The men's college basketball is an inch larger in circumference and about two ounces heavier than the model design for women's play. Whether that contributed to Duke University's poor first-half shooting in a loss to Sunday at Florida State is open to debate.
Duke coach Kara Lawson, for one, was vocal in her displeasure with an alleged mix-up, as her 16th-ranked Blue Devils made just seven of 34 shots in the first half while playing with a men's basketball, before losing, 70-57.
"Let me be clear: Florida State beat us," Lawson said, as reported by The Associated Press. "They beat us playing with a men's ball in the first half and a women's ball in the second half. But I can't say if we'd have played with a women's ball in the first half and the second half that we would have won. But they can't say that, either."
Lawson said assistant coach Winston Gandy went to the scorer's table at the half to check on the ball when he realized what the problem was. She said the game officials changed the ball to start the second half.
"We have concluded through our investigation that it was a men's ball," Lawson said. "The conference and Florida State is saying that it wasn't."
Lawson said she wanted to appeal the game, but the Atlantic Coast Conference wouldn't allow it.
"To have a game that, at the end of the season, could be the difference between a seed, between a title.
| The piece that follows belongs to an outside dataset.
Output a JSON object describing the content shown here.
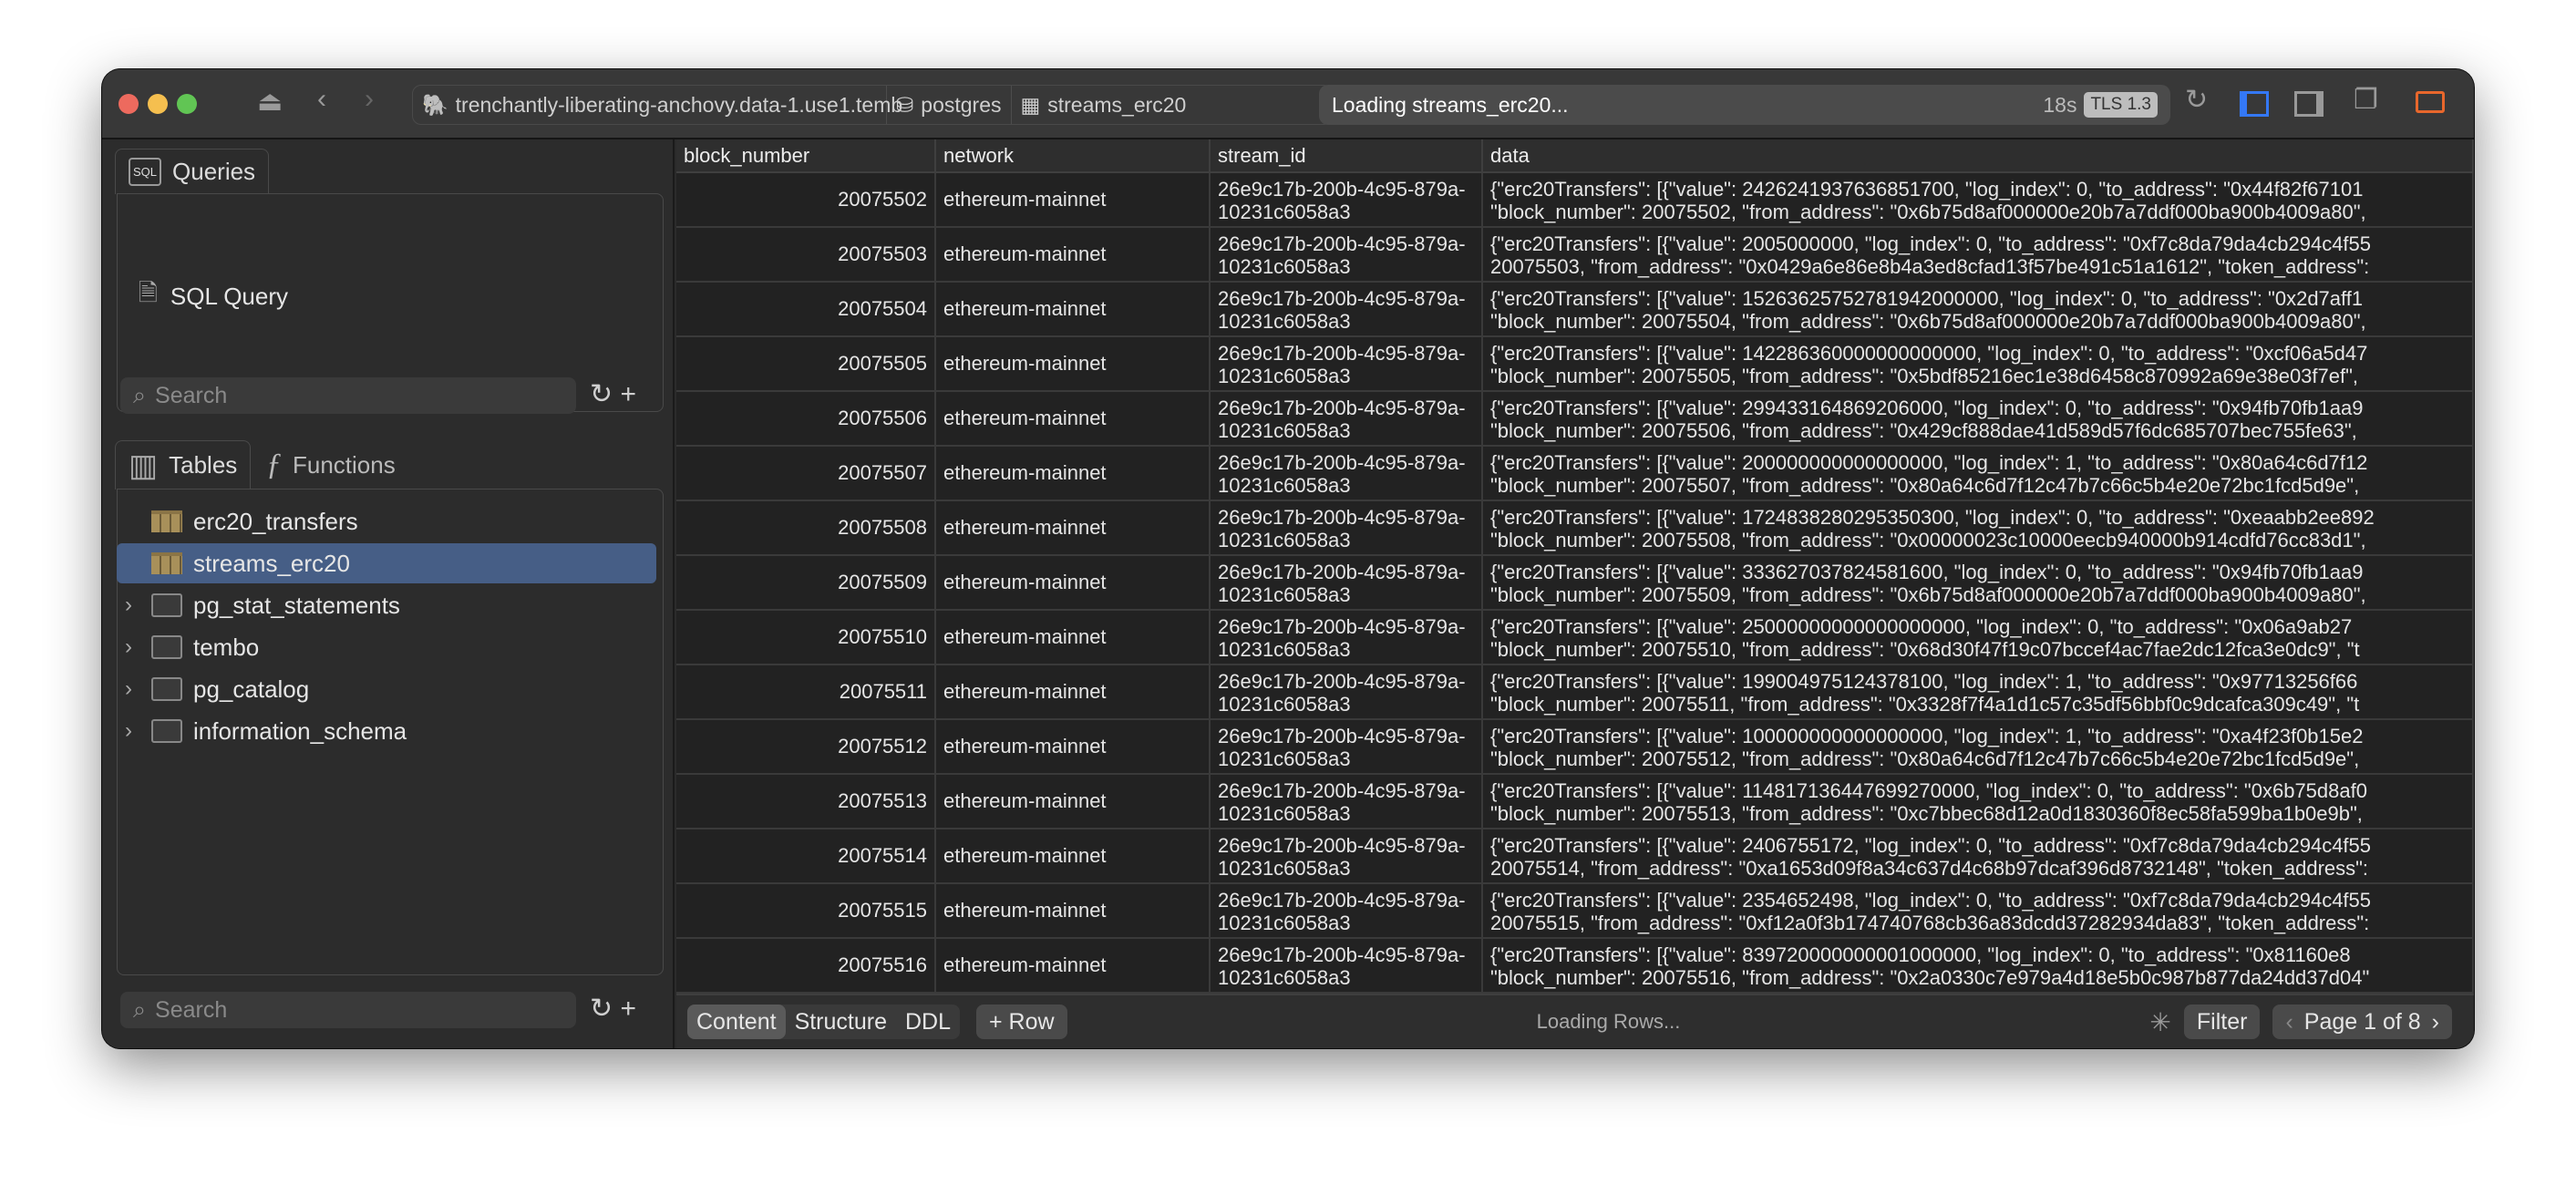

My players don't deserve that and neither do their players," Lawson said. "It's a complete failure. And you can figure out who the people I'm talking about that failed the sport and our players and both teams."
Lawson said the ACC has instituted a rule change under which players have to confirm the correct ball during the captains' meeting before the tipoff, the AP reported. "It's very frustrating that [the game] ... was not treated with the utmost respect that players on both teams deserve," she said.
Duke shot the women's ball only marginally better in the second half, going 12 for 38 from the floor. Florida State made 10 of its 30 shots in the first two quarters and 14 of 31 in the second half.
"This would never happen in a men's game. This would never happen," she said. "It's embarrassing for our sport."
It has happened to women in the past, but in a sort of self-inflicted sense, according to the AP. The College of Charleston played home games and practiced with men's balls for most of its 2017-18 season until realizing the error.